The age of parents at the birth of their children may have profound implications for the subsequent lifecourse of parents, the functioning of the family, and for child health and well-being. Using historicalcensus data from the Integrated Public Use Micro Series, this research explore three dimensions ofparental age: chronological age (Martin et al. 2009), social age (Mare and Tzeng 1989; Eliason et al.2009), and relationship age (Bachu 1999) from the early 1900s until 2008. Little is known about longtermhistorical shifts in these dimensions of age, and to our knowledge, there has been no systematicinvestigation of their interdependence.

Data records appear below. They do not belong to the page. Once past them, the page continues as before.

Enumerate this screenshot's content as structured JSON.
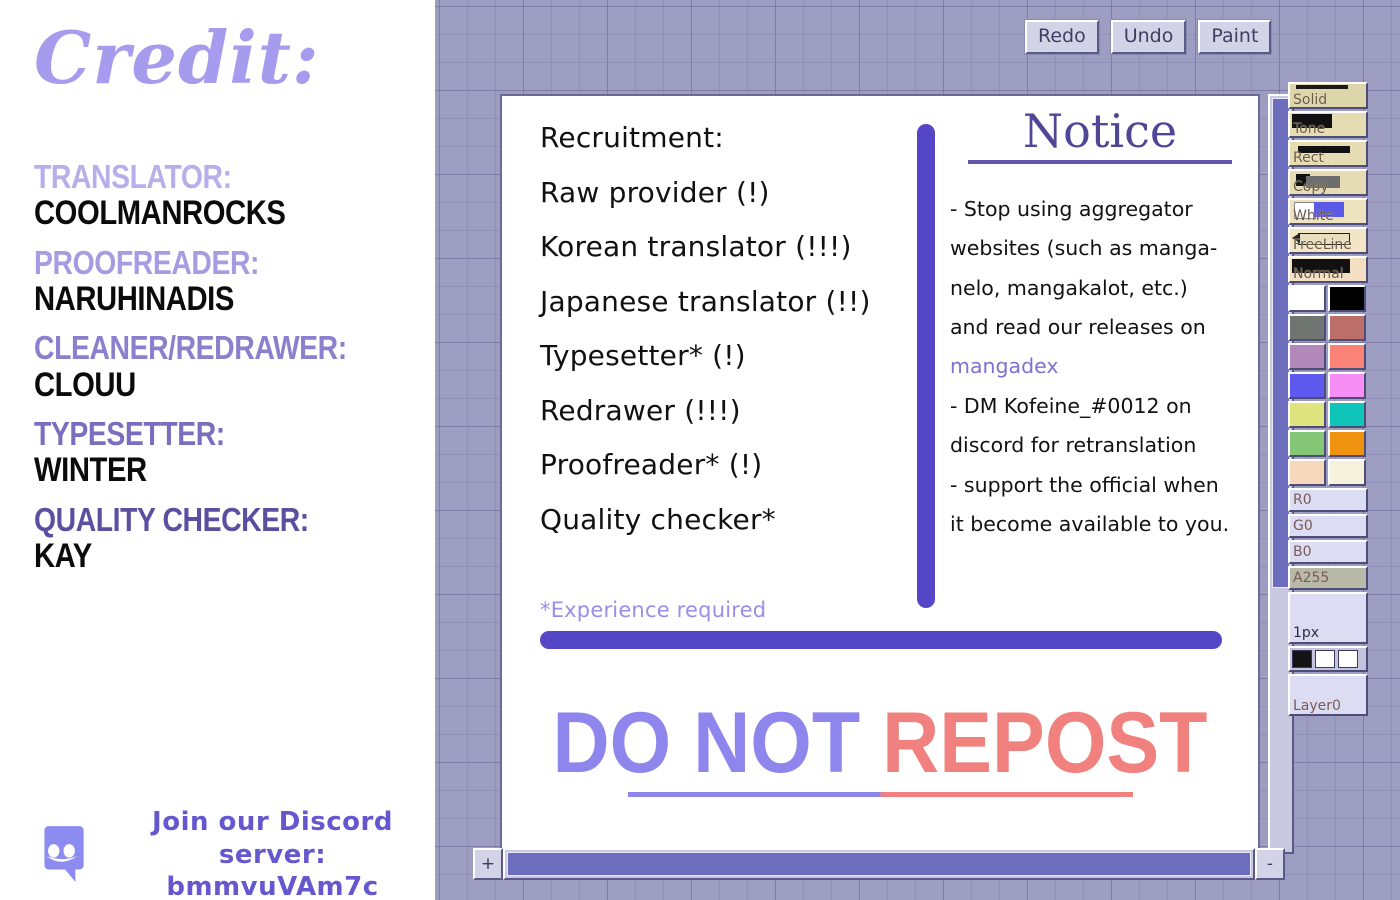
{
  "credit": {
    "title": "Credit:",
    "entries": [
      {
        "role": "TRANSLATOR:",
        "name": "COOLMANROCKS",
        "role_color": "#b9aeea"
      },
      {
        "role": "PROOFREADER:",
        "name": "NARUHINADIS",
        "role_color": "#a79ce2"
      },
      {
        "role": "CLEANER/REDRAWER:",
        "name": "CLOUU",
        "role_color": "#8b80cd"
      },
      {
        "role": "TYPESETTER:",
        "name": "WINTER",
        "role_color": "#7a6fbf"
      },
      {
        "role": "QUALITY CHECKER:",
        "name": "KAY",
        "role_color": "#5b4fa0"
      }
    ],
    "discord": {
      "icon": "discord-icon",
      "line1": "Join our Discord server:",
      "line2": "bmmvuVAm7c"
    }
  },
  "paint": {
    "toolbar": [
      {
        "label": "Redo",
        "name": "redo-button"
      },
      {
        "label": "Undo",
        "name": "undo-button"
      },
      {
        "label": "Paint",
        "name": "paint-button"
      }
    ],
    "scroll": {
      "plus": "+",
      "minus": "-"
    },
    "palette": {
      "tools": [
        {
          "label": "Solid",
          "glyph": "solid",
          "bg": "#ddd6ab"
        },
        {
          "label": "Tone",
          "glyph": "tone",
          "bg": "#e6dcb4"
        },
        {
          "label": "Rect",
          "glyph": "rect",
          "bg": "#e6dcb4"
        },
        {
          "label": "Copy",
          "glyph": "copy",
          "bg": "#e6dcb4"
        },
        {
          "label": "White",
          "glyph": "white",
          "bg": "#ede3be"
        },
        {
          "label": "FreeLine",
          "glyph": "pencil",
          "bg": "#f2e6c6"
        },
        {
          "label": "Normal",
          "glyph": "normal",
          "bg": "#f4dfc2"
        }
      ],
      "swatches": [
        [
          "#ffffff",
          "#000000"
        ],
        [
          "#6f7571",
          "#bc6e68"
        ],
        [
          "#b287ba",
          "#fa8279"
        ],
        [
          "#5f5aef",
          "#f78ef5"
        ],
        [
          "#e0e47e",
          "#0fc4b8"
        ],
        [
          "#85c776",
          "#ee9210"
        ],
        [
          "#f6d9bb",
          "#f7f2dc"
        ]
      ],
      "channels": [
        {
          "label": "R0",
          "selected": false
        },
        {
          "label": "G0",
          "selected": false
        },
        {
          "label": "B0",
          "selected": false
        },
        {
          "label": "A255",
          "selected": true
        }
      ],
      "brush_size": "1px",
      "mini_swatches": [
        "#141414",
        "#ffffff",
        "#ffffff"
      ],
      "layer": "Layer0"
    }
  },
  "canvas": {
    "recruitment": {
      "heading": "Recruitment:",
      "roles": [
        "Raw provider (!)",
        "Korean translator (!!!)",
        "Japanese translator (!!)",
        "Typesetter* (!)",
        "Redrawer (!!!)",
        "Proofreader* (!)",
        "Quality checker*"
      ],
      "footnote": "*Experience required"
    },
    "notice": {
      "title": "Notice",
      "items": [
        "- Stop using aggregator websites (such as manga-nelo, mangakalot, etc.) and read our releases on",
        "- DM Kofeine_#0012 on discord for retranslation",
        "- support the official when it become available to you."
      ],
      "item1_a": "- Stop using aggregator",
      "item1_b": "websites (such as manga-",
      "item1_c": "nelo, mangakalot, etc.)",
      "item1_d": "and read our releases on",
      "link": "mangadex",
      "item2_a": "- DM Kofeine_#0012 on",
      "item2_b": "discord for retranslation",
      "item3_a": "- support the official when",
      "item3_b": "it become available to you."
    },
    "warning": {
      "part1": "DO NOT ",
      "part2": "REPOST",
      "color1": "#8f86ed",
      "color2": "#f0817e"
    }
  }
}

This research addresses the transformation of family life byinvestigating historical change in three dimensions of parental age and the ways in which thedimensions are woven together.
|Original language||English (US)|
|State||Published - 2010|
|Event||Population Association of America Annual Meeting 2010 - Hyatt Regency, Dallas, United States|
Duration: Apr 15 2010 → Apr 17 2010
|Conference||Population Association of America Annual Meeting 2010|
|Abbreviated title||PAA 2010|
|Period||4/15/10 → 4/17/10|